Published: February 18, 2020

Last updated on May 18th, 2021

The secretary & treasurer of SMART-TD Local 464 (Arkansas City, Kan.) rendered medical assistance to a teen who was found bleeding from a head wound on the side of the tracks in mid-February, saving the boy’s life.

Jason Schwartz, a U.S. Marine Corps veteran who served in Operation Iraqi Freedom during the battle of Fallujah in November 2003 and a TD member since 2006, described the situation:

“Today I was faced with a decision that ultimately changed the outcome for a 16-year-old kid.

“I was called out of Oklahoma City and took a train north to Arkansas City. At 1705, a southbound Z-train dialed up the emergency tone for DS-21 and advised they may have seen a kid/body on the right of way of the main line, and he looked to be dead.

“I was stopped in the siding meeting the Z-train, and without hesitation I donned my gear and headed to the location where the body was said to be. I took to foot and walked … to check on what the Z-train was reporting.

“When I got 30 yards away from the body, I called out, ‘Hey boy, hey buddy, I’m here to help!’ I didn’t know if the person was dead or alive, but I still wanted to announce I was there just in case the person was in a mad state of mind. I got about 10 yards away and saw the kid was still breathing and radioed, ‘We need an ambulance asap, he’s still alive,’ I opened my phone to take a video to show he was alive when I arrived in case he died in between the time I found him and when paramedics arrived.

“I gave the kid my Carhartt coat to reduce the risk of shock and hypothermia and help talk to the kid to keep him conscious. The kid had a major blow to the center of his forehead where it appeared he went headfirst into the spike and rail, maybe causing a skull fracture, and mangled his face up pretty bad.

“He lost lots of blood but was conscious to answer a few questions,” Schwartz said. “It was hard to make out what he was saying due to the blood coming from a 1.5-inch gash in his mouth.”

Paramedics arrived and Schwartz helped to bandage the teen’s head wound and to carry him out to where the boy would eventually be airlifted to Oklahoma University Medical Center for treatment. A sheriff’s deputy reported to management
that the actions of Schwartz, who is also his local’s legislative representative and GCA-020 secretary, were considered to be life-saving.

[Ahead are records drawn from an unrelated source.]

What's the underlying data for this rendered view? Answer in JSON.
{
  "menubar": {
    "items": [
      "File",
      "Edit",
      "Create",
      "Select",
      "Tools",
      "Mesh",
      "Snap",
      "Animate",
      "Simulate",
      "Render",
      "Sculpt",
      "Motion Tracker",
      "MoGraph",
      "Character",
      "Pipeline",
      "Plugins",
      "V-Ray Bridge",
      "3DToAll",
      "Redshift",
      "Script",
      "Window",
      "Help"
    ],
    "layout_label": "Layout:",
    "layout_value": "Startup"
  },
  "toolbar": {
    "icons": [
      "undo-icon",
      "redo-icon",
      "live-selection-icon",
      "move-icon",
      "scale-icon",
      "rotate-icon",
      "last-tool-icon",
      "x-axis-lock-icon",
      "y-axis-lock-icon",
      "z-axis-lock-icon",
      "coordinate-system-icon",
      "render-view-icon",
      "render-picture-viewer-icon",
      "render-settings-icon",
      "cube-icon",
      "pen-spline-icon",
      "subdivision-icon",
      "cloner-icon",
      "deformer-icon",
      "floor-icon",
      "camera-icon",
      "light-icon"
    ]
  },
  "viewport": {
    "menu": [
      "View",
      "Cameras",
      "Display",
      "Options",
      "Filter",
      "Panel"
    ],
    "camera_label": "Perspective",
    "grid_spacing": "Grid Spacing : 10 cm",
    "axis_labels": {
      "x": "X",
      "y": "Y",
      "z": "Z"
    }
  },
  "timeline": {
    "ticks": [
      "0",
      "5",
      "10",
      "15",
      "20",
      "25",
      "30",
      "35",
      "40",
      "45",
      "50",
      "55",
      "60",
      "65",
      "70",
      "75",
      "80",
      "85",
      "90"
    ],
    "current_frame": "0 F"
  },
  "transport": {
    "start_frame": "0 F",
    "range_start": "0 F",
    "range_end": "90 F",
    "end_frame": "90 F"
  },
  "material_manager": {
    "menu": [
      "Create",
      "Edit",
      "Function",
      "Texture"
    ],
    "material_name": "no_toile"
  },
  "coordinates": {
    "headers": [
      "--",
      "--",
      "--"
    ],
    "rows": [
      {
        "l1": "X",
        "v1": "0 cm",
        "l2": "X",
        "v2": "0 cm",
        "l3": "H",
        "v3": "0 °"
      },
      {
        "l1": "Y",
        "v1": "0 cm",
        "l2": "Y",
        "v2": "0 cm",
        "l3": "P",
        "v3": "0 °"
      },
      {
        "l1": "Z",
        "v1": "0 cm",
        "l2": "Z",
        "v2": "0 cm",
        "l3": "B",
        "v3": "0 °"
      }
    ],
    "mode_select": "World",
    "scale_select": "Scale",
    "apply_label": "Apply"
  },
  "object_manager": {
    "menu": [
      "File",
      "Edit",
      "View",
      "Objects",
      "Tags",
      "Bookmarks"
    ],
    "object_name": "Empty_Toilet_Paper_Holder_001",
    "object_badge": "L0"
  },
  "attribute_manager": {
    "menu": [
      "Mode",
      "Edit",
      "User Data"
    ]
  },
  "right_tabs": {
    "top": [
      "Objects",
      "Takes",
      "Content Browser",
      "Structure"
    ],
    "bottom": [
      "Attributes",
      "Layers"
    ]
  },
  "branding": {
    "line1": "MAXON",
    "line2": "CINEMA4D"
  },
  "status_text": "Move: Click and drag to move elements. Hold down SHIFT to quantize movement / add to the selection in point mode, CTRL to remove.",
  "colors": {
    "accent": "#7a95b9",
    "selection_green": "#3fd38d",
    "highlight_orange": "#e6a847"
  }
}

“The sheriff deputy told the road foreman that I went ‘above and beyond,’ but I would have done it for anybody,” Schwartz said later in a phone interview.

A big factor was the mindset he gained from his nine years in the Marines — “seek and save” — didn’t allow him to be passive when the situation presented itself, Schwartz said.

That’s why he walked a mile and a half to the site, focused on stopping the boy’s bleeding and sacrificed his coat to stave off shock for the victim.

“My Marine Corps instinct was there to get up and help,” he said. “If I’m in a position to help, it was just first nature.”

Schwartz visited the teen, who apparently had fallen from a train he had jumped on, in the hospital. Schwartz, familiar with the stretch where he found the teen, said the train could have been going as fast as 50 mph. The teen had a broken nose, fractured cheekbone and went through surgery to have a titanium plate inserted to help stabilize his head injuries with additional surgeries slated for jaw and dental repair, Schwartz said.

The conductor later received a letter from the teen’s adopted mother and biological sister thanking him for his life-saving aid.

“They were very, very thankful, and let me know that he was doing well,” Schwartz said. “This easily could’ve been the worst-case scenario.”

The teen’s position close to the tracks where Schwartz found him put him in jeopardy of getting hit by a passing train, and a video of the scene taken by Schwartz shows that the teen collapsed on the ballast.

“For all the thousands in technology, not one penny of it would have detected that person next to the tracks,” Schwartz said. “He was inches away from the cattle guard on the leading unit. He could have been
struck by the step rungs … PTC is signal-to-signal. There’s nothing there to warn the crew of an object on or near the tracks.”